- **What you have to do**: Down to the final line, write out the data below exactly.
====
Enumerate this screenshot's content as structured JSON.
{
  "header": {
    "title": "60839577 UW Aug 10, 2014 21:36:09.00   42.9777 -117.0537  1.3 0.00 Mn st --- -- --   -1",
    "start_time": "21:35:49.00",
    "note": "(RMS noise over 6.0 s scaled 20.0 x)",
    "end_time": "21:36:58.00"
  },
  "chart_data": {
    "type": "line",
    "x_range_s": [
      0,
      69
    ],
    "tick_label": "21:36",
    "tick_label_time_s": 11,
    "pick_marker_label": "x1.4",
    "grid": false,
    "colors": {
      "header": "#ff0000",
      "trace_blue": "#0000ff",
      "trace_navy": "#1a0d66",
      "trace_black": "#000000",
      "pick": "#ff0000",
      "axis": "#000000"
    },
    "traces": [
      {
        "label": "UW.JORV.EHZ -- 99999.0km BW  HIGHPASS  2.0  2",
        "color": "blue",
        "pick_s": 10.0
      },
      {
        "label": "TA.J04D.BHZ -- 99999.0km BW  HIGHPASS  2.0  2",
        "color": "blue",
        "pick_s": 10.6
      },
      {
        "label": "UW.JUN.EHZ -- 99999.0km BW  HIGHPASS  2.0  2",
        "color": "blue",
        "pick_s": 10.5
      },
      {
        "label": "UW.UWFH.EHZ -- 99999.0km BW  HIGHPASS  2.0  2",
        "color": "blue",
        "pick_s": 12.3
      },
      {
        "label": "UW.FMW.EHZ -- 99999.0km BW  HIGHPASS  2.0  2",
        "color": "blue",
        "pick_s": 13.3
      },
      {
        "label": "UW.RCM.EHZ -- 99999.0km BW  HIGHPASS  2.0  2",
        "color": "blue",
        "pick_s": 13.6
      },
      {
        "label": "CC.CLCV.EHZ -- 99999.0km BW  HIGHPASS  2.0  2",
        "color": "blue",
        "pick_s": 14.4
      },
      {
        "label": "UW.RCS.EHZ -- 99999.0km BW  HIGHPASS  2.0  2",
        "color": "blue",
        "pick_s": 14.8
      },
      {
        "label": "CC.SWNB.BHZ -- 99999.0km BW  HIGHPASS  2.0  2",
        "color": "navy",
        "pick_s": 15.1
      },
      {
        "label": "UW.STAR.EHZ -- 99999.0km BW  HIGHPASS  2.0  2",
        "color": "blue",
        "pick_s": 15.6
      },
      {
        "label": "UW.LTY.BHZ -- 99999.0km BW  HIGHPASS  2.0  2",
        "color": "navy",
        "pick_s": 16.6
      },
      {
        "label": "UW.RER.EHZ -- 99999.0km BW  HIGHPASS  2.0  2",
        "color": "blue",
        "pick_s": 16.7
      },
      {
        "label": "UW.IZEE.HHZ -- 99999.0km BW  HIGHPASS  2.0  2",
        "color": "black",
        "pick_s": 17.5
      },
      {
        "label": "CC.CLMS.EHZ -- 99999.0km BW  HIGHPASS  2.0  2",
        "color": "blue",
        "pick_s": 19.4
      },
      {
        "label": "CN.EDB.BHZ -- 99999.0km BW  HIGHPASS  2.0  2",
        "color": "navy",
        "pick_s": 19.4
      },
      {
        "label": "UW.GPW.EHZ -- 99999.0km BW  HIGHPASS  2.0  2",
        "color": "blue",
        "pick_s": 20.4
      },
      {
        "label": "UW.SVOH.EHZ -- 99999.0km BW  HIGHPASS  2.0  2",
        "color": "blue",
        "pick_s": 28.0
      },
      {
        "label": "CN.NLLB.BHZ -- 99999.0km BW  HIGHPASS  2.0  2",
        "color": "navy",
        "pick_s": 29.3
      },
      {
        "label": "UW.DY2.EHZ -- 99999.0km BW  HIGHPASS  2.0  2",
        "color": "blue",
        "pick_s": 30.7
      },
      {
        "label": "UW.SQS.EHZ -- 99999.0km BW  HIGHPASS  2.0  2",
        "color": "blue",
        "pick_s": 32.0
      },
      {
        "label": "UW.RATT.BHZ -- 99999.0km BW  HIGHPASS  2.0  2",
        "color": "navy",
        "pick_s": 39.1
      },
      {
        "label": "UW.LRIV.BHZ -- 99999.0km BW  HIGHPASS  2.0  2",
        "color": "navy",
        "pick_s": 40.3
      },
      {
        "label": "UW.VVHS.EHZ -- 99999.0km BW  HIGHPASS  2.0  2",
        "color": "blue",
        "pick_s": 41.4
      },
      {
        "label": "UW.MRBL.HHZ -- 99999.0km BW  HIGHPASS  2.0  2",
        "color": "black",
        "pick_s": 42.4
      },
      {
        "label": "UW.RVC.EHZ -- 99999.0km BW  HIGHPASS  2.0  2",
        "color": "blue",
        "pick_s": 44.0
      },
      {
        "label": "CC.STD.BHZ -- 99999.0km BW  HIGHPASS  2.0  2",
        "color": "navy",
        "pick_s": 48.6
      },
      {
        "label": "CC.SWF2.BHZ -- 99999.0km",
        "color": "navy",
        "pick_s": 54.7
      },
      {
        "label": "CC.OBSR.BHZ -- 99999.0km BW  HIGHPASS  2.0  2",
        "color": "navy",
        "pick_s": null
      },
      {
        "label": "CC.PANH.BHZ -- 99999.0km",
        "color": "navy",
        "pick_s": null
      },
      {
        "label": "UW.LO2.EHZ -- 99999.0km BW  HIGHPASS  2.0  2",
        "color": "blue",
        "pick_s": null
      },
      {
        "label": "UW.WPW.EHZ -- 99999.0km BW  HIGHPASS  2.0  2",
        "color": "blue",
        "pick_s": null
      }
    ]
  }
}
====
- **Result of the exercise**:
Enumerate this screenshot's content as structured JSON.
{
  "header": {
    "title": "60839577 UW Aug 10, 2014 21:36:09.00   42.9777 -117.0537  1.3 0.00 Mn st --- -- --   -1",
    "start_time": "21:35:49.00",
    "note": "(RMS noise over 6.0 s scaled 20.0 x)",
    "end_time": "21:36:58.00"
  },
  "chart_data": {
    "type": "line",
    "x_range_s": [
      0,
      69
    ],
    "tick_label": "21:36",
    "tick_label_time_s": 11,
    "pick_marker_label": "x1.4",
    "grid": false,
    "colors": {
      "header": "#ff0000",
      "trace_blue": "#0000ff",
      "trace_navy": "#1a0d66",
      "trace_black": "#000000",
      "pick": "#ff0000",
      "axis": "#000000"
    },
    "traces": [
      {
        "label": "UW.JORV.EHZ -- 99999.0km BW  HIGHPASS  2.0  2",
        "color": "blue",
        "pick_s": 10.0
      },
      {
        "label": "TA.J04D.BHZ -- 99999.0km BW  HIGHPASS  2.0  2",
        "color": "blue",
        "pick_s": 10.6
      },
      {
        "label": "UW.JUN.EHZ -- 99999.0km BW  HIGHPASS  2.0  2",
        "color": "blue",
        "pick_s": 10.5
      },
      {
        "label": "UW.UWFH.EHZ -- 99999.0km BW  HIGHPASS  2.0  2",
        "color": "blue",
        "pick_s": 12.3
      },
      {
        "label": "UW.FMW.EHZ -- 99999.0km BW  HIGHPASS  2.0  2",
        "color": "blue",
        "pick_s": 13.3
      },
      {
        "label": "UW.RCM.EHZ -- 99999.0km BW  HIGHPASS  2.0  2",
        "color": "blue",
        "pick_s": 13.6
      },
      {
        "label": "CC.CLCV.EHZ -- 99999.0km BW  HIGHPASS  2.0  2",
        "color": "blue",
        "pick_s": 14.4
      },
      {
        "label": "UW.RCS.EHZ -- 99999.0km BW  HIGHPASS  2.0  2",
        "color": "blue",
        "pick_s": 14.8
      },
      {
        "label": "CC.SWNB.BHZ -- 99999.0km BW  HIGHPASS  2.0  2",
        "color": "navy",
        "pick_s": 15.1
      },
      {
        "label": "UW.STAR.EHZ -- 99999.0km BW  HIGHPASS  2.0  2",
        "color": "blue",
        "pick_s": 15.6
      },
      {
        "label": "UW.LTY.BHZ -- 99999.0km BW  HIGHPASS  2.0  2",
        "color": "navy",
        "pick_s": 16.6
      },
      {
        "label": "UW.RER.EHZ -- 99999.0km BW  HIGHPASS  2.0  2",
        "color": "blue",
        "pick_s": 16.7
      },
      {
        "label": "UW.IZEE.HHZ -- 99999.0km BW  HIGHPASS  2.0  2",
        "color": "black",
        "pick_s": 17.5
      },
      {
        "label": "CC.CLMS.EHZ -- 99999.0km BW  HIGHPASS  2.0  2",
        "color": "blue",
        "pick_s": 19.4
      },
      {
        "label": "CN.EDB.BHZ -- 99999.0km BW  HIGHPASS  2.0  2",
        "color": "navy",
        "pick_s": 19.4
      },
      {
        "label": "UW.GPW.EHZ -- 99999.0km BW  HIGHPASS  2.0  2",
        "color": "blue",
        "pick_s": 20.4
      },
      {
        "label": "UW.SVOH.EHZ -- 99999.0km BW  HIGHPASS  2.0  2",
        "color": "blue",
        "pick_s": 28.0
      },
      {
        "label": "CN.NLLB.BHZ -- 99999.0km BW  HIGHPASS  2.0  2",
        "color": "navy",
        "pick_s": 29.3
      },
      {
        "label": "UW.DY2.EHZ -- 99999.0km BW  HIGHPASS  2.0  2",
        "color": "blue",
        "pick_s": 30.7
      },
      {
        "label": "UW.SQS.EHZ -- 99999.0km BW  HIGHPASS  2.0  2",
        "color": "blue",
        "pick_s": 32.0
      },
      {
        "label": "UW.RATT.BHZ -- 99999.0km BW  HIGHPASS  2.0  2",
        "color": "navy",
        "pick_s": 39.1
      },
      {
        "label": "UW.LRIV.BHZ -- 99999.0km BW  HIGHPASS  2.0  2",
        "color": "navy",
        "pick_s": 40.3
      },
      {
        "label": "UW.VVHS.EHZ -- 99999.0km BW  HIGHPASS  2.0  2",
        "color": "blue",
        "pick_s": 41.4
      },
      {
        "label": "UW.MRBL.HHZ -- 99999.0km BW  HIGHPASS  2.0  2",
        "color": "black",
        "pick_s": 42.4
      },
      {
        "label": "UW.RVC.EHZ -- 99999.0km BW  HIGHPASS  2.0  2",
        "color": "blue",
        "pick_s": 44.0
      },
      {
        "label": "CC.STD.BHZ -- 99999.0km BW  HIGHPASS  2.0  2",
        "color": "navy",
        "pick_s": 48.6
      },
      {
        "label": "CC.SWF2.BHZ -- 99999.0km",
        "color": "navy",
        "pick_s": 54.7
      },
      {
        "label": "CC.OBSR.BHZ -- 99999.0km BW  HIGHPASS  2.0  2",
        "color": "navy",
        "pick_s": null
      },
      {
        "label": "CC.PANH.BHZ -- 99999.0km",
        "color": "navy",
        "pick_s": null
      },
      {
        "label": "UW.LO2.EHZ -- 99999.0km BW  HIGHPASS  2.0  2",
        "color": "blue",
        "pick_s": null
      },
      {
        "label": "UW.WPW.EHZ -- 99999.0km BW  HIGHPASS  2.0  2",
        "color": "blue",
        "pick_s": null
      }
    ]
  }
}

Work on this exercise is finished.